**SOURCE RECORDS**

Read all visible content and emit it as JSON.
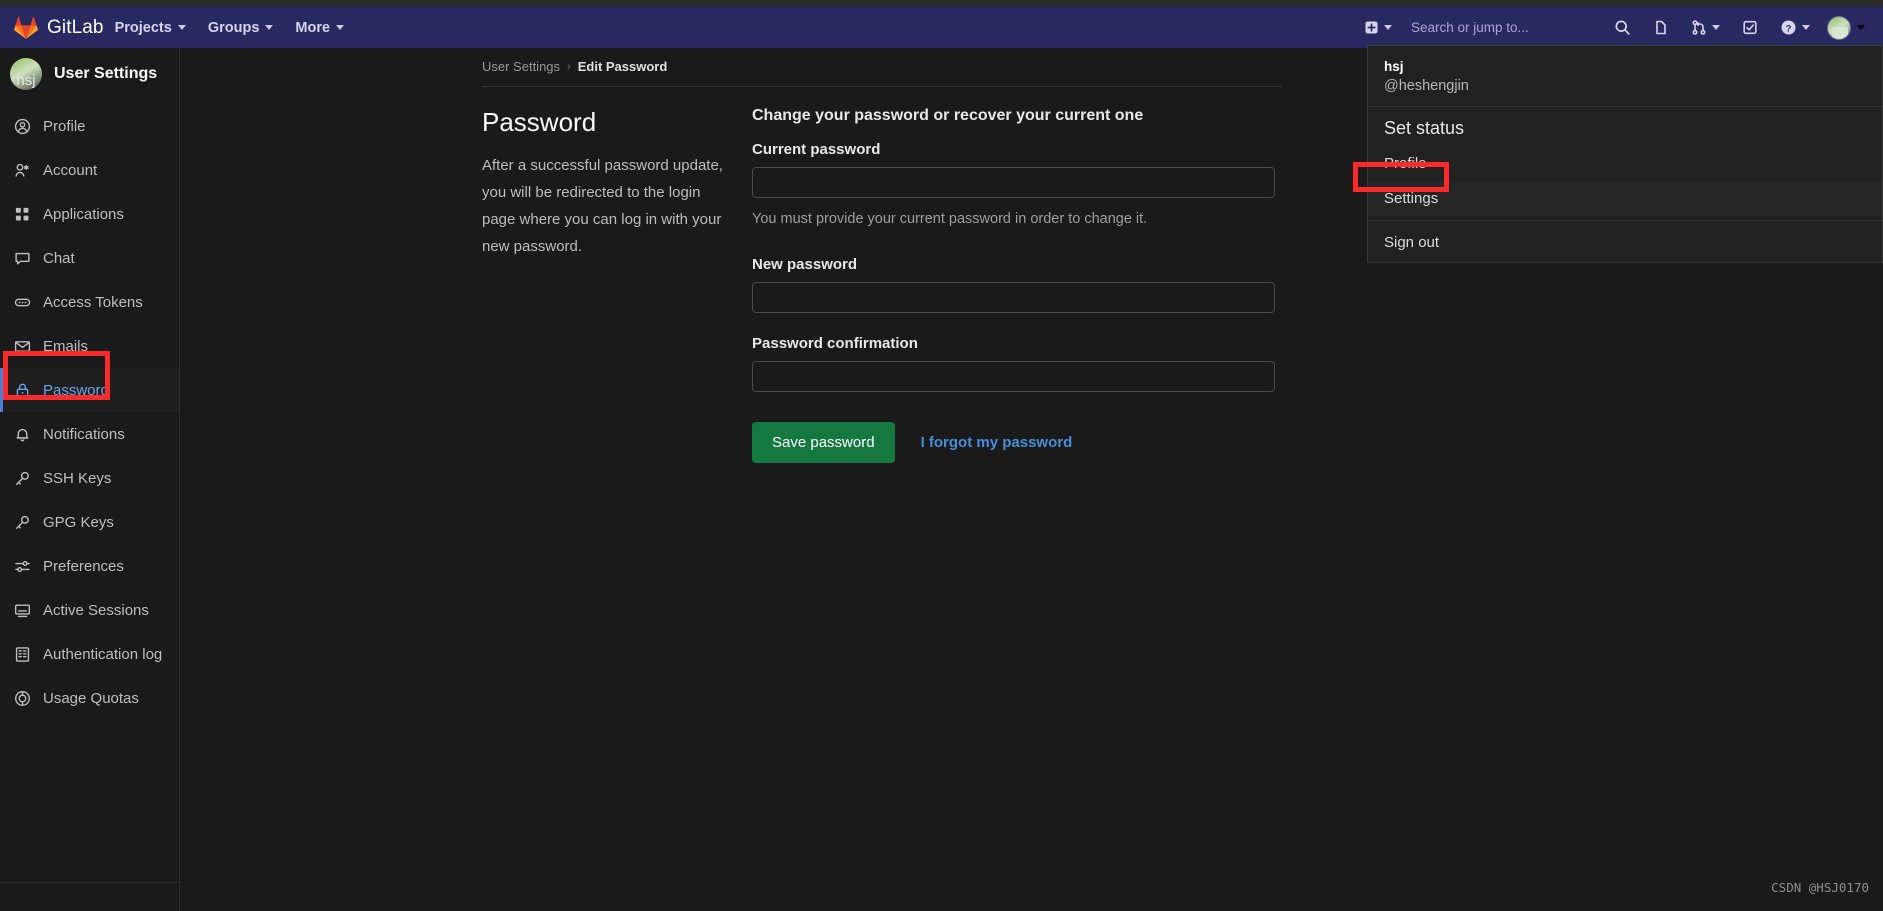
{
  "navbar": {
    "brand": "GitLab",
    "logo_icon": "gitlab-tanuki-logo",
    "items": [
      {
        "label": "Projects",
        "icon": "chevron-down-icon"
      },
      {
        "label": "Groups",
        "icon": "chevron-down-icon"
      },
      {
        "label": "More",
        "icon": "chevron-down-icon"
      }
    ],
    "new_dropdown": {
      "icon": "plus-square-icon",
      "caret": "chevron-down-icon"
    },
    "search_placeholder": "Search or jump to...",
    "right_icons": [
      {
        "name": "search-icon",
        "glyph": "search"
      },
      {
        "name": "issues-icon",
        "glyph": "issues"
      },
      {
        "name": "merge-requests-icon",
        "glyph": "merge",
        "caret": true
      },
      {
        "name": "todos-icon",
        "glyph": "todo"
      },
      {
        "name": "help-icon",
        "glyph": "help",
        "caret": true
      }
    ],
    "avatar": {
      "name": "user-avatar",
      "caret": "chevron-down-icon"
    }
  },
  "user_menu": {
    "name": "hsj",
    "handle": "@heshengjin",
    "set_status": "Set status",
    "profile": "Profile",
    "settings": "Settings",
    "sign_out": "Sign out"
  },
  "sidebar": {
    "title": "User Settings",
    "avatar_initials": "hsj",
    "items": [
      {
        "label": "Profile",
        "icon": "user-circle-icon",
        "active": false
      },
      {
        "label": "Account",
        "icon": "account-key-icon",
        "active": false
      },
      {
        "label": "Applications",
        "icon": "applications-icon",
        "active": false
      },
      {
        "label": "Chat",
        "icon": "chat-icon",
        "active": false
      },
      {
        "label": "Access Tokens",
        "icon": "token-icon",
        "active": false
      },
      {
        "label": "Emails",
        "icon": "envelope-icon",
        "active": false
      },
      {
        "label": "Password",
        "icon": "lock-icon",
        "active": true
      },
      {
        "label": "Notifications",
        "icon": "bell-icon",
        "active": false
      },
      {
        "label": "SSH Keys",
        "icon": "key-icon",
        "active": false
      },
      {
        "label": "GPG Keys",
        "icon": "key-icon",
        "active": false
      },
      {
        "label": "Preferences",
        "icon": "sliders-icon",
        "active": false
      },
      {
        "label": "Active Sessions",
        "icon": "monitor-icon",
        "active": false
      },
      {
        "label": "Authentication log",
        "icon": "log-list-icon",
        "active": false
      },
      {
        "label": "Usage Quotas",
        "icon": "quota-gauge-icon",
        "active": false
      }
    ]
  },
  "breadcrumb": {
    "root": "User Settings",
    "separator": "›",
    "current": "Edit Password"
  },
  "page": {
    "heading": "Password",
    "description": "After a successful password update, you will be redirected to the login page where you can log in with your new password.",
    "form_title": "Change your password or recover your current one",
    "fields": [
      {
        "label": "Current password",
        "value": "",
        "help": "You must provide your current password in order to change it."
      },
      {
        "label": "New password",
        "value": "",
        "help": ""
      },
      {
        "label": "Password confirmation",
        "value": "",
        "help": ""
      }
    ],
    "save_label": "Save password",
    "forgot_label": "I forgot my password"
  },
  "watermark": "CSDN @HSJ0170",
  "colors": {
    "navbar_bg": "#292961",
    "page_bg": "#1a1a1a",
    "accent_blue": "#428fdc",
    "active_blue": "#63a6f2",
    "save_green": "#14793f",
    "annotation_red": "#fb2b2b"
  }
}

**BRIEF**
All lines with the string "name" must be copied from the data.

**RESULT OF THE EXERCISE**
        "name": "search-icon",
        "name": "issues-icon",
        "name": "merge-requests-icon",
        "name": "todos-icon",
        "name": "help-icon",
      "name": "user-avatar",
    "name": "hsj",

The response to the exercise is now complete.